Sometimes asked just out of curiosity, other times with concern, we hear this question a lot. It’s a good question, and it has an important answer.

First, let’s talk about why Kakenya’s Dream focus on girls.

A group of KCE students at KCE play together between classes.

A group of KCE students at KCE play together between classes.

 

Almost all societies are patriarchal, meaning women and girls face gendered challenges that their male peers do not experience.* In our community, this includes harmful traditional practices like female genital mutilation/cutting (FGM/C), lack of access to education and economic resources, and violence against women. Boys often receive preferential treatment, from larger portions at meals to greater support for their studies.

These gendered challenges hold women and girls back and prevent them from contributing their utmost to society. When these barriers are removed, it’s been shown time and time again that the result—more empowered women and girls—is a catalyst for broad community transformations, including economic growth (try here, here, and here if you’d like to learn more).

For example, when girls are given access to education, the entire community benefits. Not only are educated girls less likely to marry early, undergo FGM, and become pregnant, they are shown to invest in their communities at higher rates than men. Educated women are also less likely to live in poverty and statistically improve overall quality of life for their families and communities. The list of benefits goes on and on.**

We’ve seen this take place in front of our own eyes in rural Kenya, forming the foundation of our model. It’s why we’re what’s called a girl-centric organization. We target girls to improve life for everyone in the community: girls, their families, and yes, also the boys.

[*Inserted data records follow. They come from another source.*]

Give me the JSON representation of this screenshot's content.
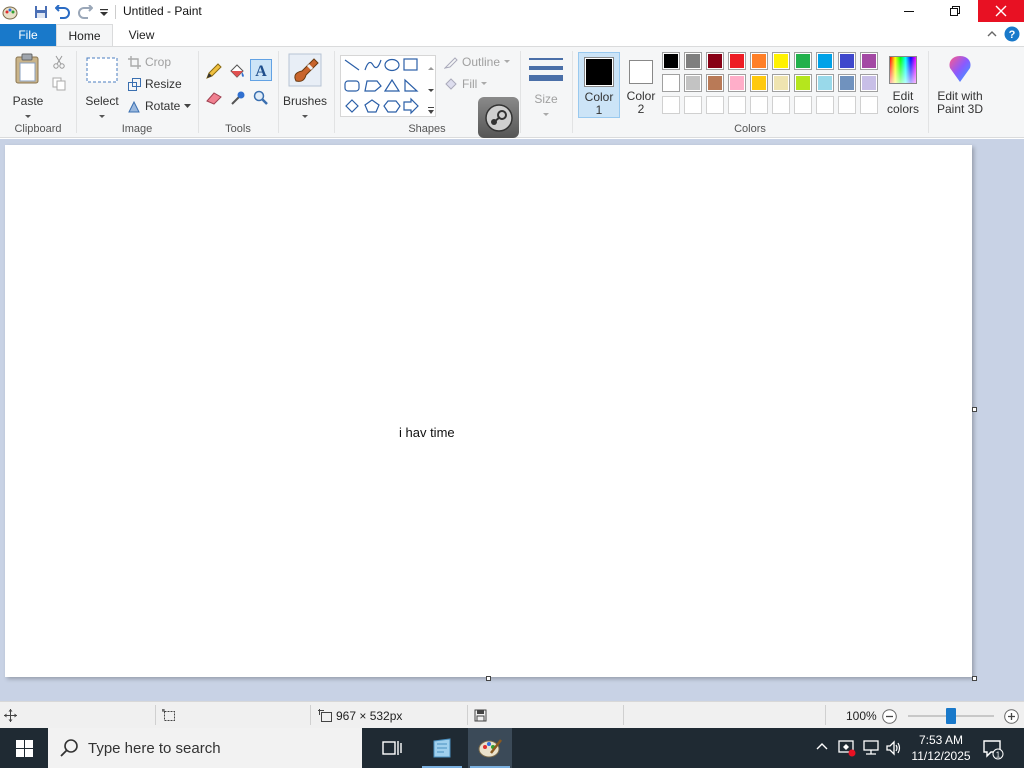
{
  "window": {
    "title": "Untitled - Paint"
  },
  "tabs": {
    "file": "File",
    "home": "Home",
    "view": "View"
  },
  "clipboard": {
    "paste": "Paste",
    "group": "Clipboard"
  },
  "image": {
    "select": "Select",
    "crop": "Crop",
    "resize": "Resize",
    "rotate": "Rotate",
    "group": "Image"
  },
  "tools": {
    "group": "Tools"
  },
  "brushes": {
    "label": "Brushes"
  },
  "shapes": {
    "outline": "Outline",
    "fill": "Fill",
    "group": "Shapes"
  },
  "size": {
    "label": "Size"
  },
  "colors": {
    "color1_label": "Color",
    "color1_num": "1",
    "color2_label": "Color",
    "color2_num": "2",
    "edit_line1": "Edit",
    "edit_line2": "colors",
    "group": "Colors",
    "color1": "#000000",
    "color2": "#ffffff",
    "palette_row1": [
      "#000000",
      "#7f7f7f",
      "#880015",
      "#ed1c24",
      "#ff7f27",
      "#fff200",
      "#22b14c",
      "#00a2e8",
      "#3f48cc",
      "#a349a4"
    ],
    "palette_row2": [
      "#ffffff",
      "#c3c3c3",
      "#b97a57",
      "#ffaec9",
      "#ffc90e",
      "#efe4b0",
      "#b5e61d",
      "#99d9ea",
      "#7092be",
      "#c8bfe7"
    ]
  },
  "paint3d": {
    "line1": "Edit with",
    "line2": "Paint 3D"
  },
  "canvas": {
    "text": "i hav time"
  },
  "status": {
    "dimensions": "967 × 532px",
    "zoom": "100%",
    "zoom_level": 100
  },
  "taskbar": {
    "search_placeholder": "Type here to search",
    "time": "7:53 AM",
    "date": "11/12/2025"
  }
}
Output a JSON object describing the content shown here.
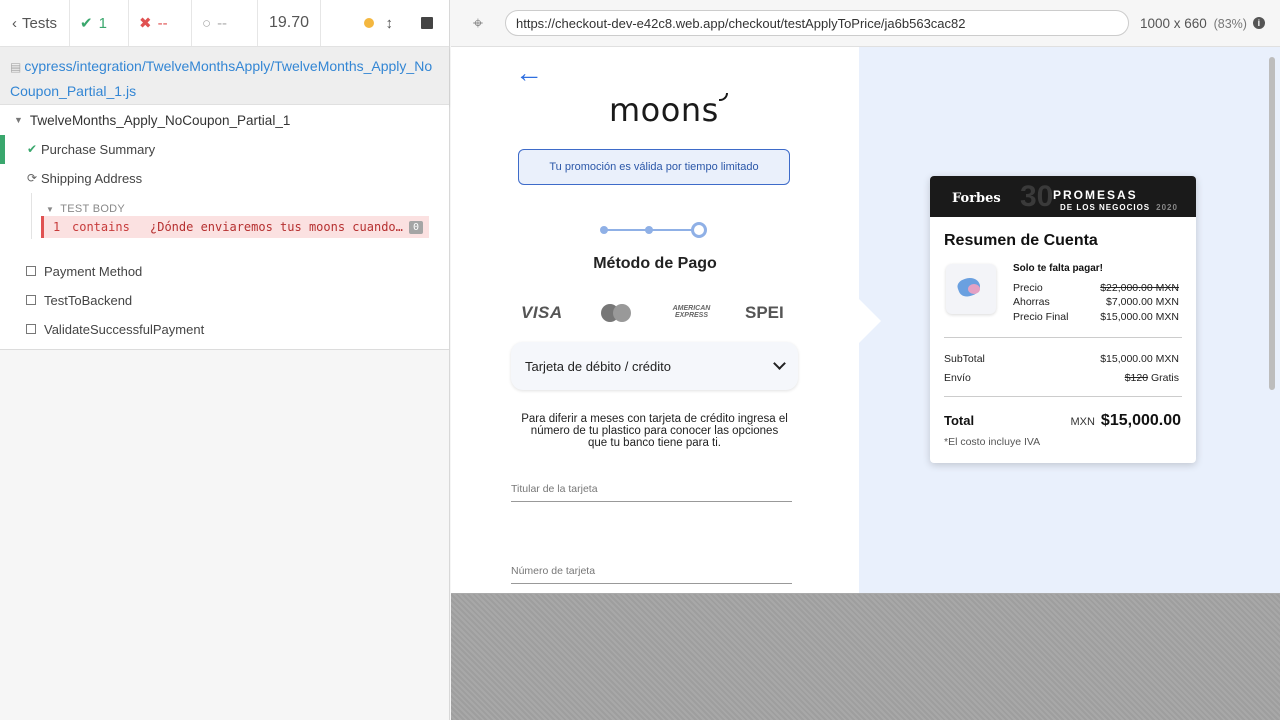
{
  "runner": {
    "tests_label": "Tests",
    "passed": "1",
    "failed": "--",
    "pending": "--",
    "duration": "19.70",
    "spec_path": "cypress/integration/TwelveMonthsApply/TwelveMonths_Apply_NoCoupon_Partial_1.js",
    "suite_title": "TwelveMonths_Apply_NoCoupon_Partial_1",
    "tests": [
      {
        "title": "Purchase Summary",
        "state": "passed"
      },
      {
        "title": "Shipping Address",
        "state": "running"
      },
      {
        "title": "Payment Method",
        "state": "pending"
      },
      {
        "title": "TestToBackend",
        "state": "pending"
      },
      {
        "title": "ValidateSuccessfulPayment",
        "state": "pending"
      }
    ],
    "test_body_label": "TEST BODY",
    "command": {
      "number": "1",
      "name": "contains",
      "message": "¿Dónde enviaremos tus moons cuando estén listos?",
      "badge": "0"
    }
  },
  "aut": {
    "url": "https://checkout-dev-e42c8.web.app/checkout/testApplyToPrice/ja6b563cac82",
    "viewport": "1000 x 660",
    "scale": "(83%)"
  },
  "checkout": {
    "back_arrow": "←",
    "logo": "moons",
    "promo_text": "Tu promoción es válida por tiempo limitado",
    "step_current": 3,
    "step_total": 3,
    "payment_title": "Método de Pago",
    "brands": {
      "visa": "VISA",
      "amex": "AMERICAN EXPRESS",
      "spei": "SPEI"
    },
    "method_selected": "Tarjeta de débito / crédito",
    "instructions": "Para diferir a meses con tarjeta de crédito ingresa el número de tu plastico para conocer las opciones que tu banco tiene para ti.",
    "field_holder": "Titular de la tarjeta",
    "field_number": "Número de tarjeta"
  },
  "summary": {
    "banner_brand": "Forbes",
    "banner_number": "30",
    "banner_line1": "PROMESAS",
    "banner_line2": "DE LOS NEGOCIOS",
    "banner_year": "2020",
    "title": "Resumen de Cuenta",
    "pending_label": "Solo te falta pagar!",
    "price_label": "Precio",
    "price_value": "$22,000.00 MXN",
    "savings_label": "Ahorras",
    "savings_value": "$7,000.00 MXN",
    "final_label": "Precio Final",
    "final_value": "$15,000.00 MXN",
    "subtotal_label": "SubTotal",
    "subtotal_value": "$15,000.00 MXN",
    "shipping_label": "Envío",
    "shipping_old": "$120",
    "shipping_value": "Gratis",
    "total_label": "Total",
    "total_currency": "MXN",
    "total_value": "$15,000.00",
    "iva_note": "*El costo incluye IVA"
  }
}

That said, boys and men are still key to the work we do and the community-wide transformation we are trying to bring. From the beginning, we’ve worked with fathers and other men in the community to help them see the value in supporting girls and we’ve continued to expand these opportunities. Here are just a few of the ways we’re reaching men and boys today:

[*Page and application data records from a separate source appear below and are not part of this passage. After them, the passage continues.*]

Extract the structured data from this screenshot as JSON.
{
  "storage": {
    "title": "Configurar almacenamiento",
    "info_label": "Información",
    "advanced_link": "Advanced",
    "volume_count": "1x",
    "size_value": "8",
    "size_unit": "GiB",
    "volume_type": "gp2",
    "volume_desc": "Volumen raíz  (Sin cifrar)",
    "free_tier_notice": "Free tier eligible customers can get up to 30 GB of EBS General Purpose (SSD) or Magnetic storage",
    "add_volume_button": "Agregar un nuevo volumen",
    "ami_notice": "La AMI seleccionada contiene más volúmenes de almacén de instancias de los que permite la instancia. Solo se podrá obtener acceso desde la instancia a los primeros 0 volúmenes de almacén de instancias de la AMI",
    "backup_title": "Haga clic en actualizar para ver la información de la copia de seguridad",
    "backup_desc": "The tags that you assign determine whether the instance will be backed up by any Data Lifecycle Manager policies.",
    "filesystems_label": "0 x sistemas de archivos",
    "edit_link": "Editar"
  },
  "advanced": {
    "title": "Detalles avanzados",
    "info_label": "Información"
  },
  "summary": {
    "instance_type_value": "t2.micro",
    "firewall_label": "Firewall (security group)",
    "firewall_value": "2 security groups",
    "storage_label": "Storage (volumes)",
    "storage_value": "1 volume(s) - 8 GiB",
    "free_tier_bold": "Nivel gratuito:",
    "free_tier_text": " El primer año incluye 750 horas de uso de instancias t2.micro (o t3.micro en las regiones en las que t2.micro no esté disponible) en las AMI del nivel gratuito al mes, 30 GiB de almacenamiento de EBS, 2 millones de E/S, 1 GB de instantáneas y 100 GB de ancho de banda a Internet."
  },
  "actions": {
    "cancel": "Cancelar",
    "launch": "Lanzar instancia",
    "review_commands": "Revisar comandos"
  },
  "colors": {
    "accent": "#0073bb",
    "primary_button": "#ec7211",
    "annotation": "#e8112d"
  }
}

Group of boys and young men at a breakout session at one of our Health and Leadership Trainings.

Group of boys and young men at a breakout session at one of our Health and Leadership Trainings.

 

At our co-ed weekend Health and Leadership Trainings, we provide both boys and girls the information and skills the need to be healthy and happy. We cover everything from sexually transmitted infections and HIV/AIDs to basic hygiene. Boys learn about some of the challenges girls face, including female genital mutilation/cutting and stigma around menstruation, empowering them to become allies and advocates for change.

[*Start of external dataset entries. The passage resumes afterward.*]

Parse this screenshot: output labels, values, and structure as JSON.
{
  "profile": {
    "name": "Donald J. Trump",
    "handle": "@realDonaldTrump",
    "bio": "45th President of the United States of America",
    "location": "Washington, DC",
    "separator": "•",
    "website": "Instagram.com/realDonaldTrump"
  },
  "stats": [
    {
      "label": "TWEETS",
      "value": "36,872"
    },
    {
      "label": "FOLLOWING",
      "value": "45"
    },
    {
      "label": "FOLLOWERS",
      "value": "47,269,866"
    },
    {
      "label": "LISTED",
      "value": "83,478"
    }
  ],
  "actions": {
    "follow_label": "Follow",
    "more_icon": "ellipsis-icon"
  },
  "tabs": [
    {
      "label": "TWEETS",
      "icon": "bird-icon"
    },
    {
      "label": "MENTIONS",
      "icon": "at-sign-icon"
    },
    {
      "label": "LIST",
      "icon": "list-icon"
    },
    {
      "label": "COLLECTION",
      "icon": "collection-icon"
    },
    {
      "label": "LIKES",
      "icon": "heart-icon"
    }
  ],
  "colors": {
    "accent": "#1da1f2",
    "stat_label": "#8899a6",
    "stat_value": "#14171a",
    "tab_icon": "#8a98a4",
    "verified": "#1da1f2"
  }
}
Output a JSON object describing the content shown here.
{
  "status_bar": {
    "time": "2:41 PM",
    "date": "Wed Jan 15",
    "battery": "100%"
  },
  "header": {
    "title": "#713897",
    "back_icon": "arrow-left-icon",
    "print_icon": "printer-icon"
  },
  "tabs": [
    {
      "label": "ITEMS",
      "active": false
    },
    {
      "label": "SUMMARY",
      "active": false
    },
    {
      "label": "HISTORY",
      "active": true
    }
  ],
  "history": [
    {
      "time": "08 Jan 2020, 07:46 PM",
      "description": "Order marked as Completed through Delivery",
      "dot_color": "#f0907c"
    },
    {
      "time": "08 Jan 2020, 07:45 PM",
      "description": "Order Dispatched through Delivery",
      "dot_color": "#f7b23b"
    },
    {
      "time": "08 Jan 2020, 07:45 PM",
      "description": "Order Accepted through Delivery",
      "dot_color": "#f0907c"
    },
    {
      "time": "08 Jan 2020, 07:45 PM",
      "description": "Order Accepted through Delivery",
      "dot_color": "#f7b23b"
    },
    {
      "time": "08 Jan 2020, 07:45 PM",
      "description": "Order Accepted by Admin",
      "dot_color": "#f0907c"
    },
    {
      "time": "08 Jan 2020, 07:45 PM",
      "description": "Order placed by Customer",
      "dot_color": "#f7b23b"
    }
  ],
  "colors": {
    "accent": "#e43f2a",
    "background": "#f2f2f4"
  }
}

  • Fathers

In our community, fathers and daughters traditionally did not mix. Girls would go through their mother to ask their father’s permission for something, and even that is rare. We’re changing that at the Kakenya Center for Excellence. We invite fathers to visit each month to check in on their daughter. What starts as a parent conference about her grades slowly blossoms into a relationship. Fathers and daughters get to know each other. One father recently transformed from protesting his daughter’s education to proudly escorting her to her first day of high school in Nairobi just a few years -- his first time to the city.

Naomi, a Network for Excellence student, and her father. They’ve built a close relationship since she first started at KCE as a fourth grader. She will graduate from high school in 2017.

Naomi, a Network for Excellence student, and her father. They’ve built a close relationship since she first started at KCE as a fourth grader. She will graduate from high school in 2017.

 

  • Male Community Leaders

A key part of our model is the importance of bringing the whole community along in the work we do. In addition to working with the chief and other leaders, we also have a passionate Community Board made up of both men and women. The men are strong role models and encourage other men to stand up for girls’ education and against harmful traditional practices.

Pastor James is our Community Board Chair. He uses his platform as a well-respected leader in the community to advocate for girls’ education.

Pastor James is our Community Board Chair. He uses his platform as a well-respected leader in the community to advocate for girls’ education.

 

To learn more about our programs, check out the Our Approach page.

*While women and girls face different, gendered challenges, that is not to say that men and boys are not affected by poverty, lack of quality health care, poor educational systems, and other issues. Indeed, there are even some challenges that disproportionately affect men and boys, such as child soldiering. However, oppression of women and girls is systemic, meaning it is widespread and supported implicitly or explicitly by institutions (such as the Church or government), leading to devastating disadvantages. Men and boys also benefit from this oppression in some ways, intentionally or not. Increased efforts must be made to support all people suffering in the face of injustice.

** For a great summary of why investing in girls matters, check out this report from Plan International.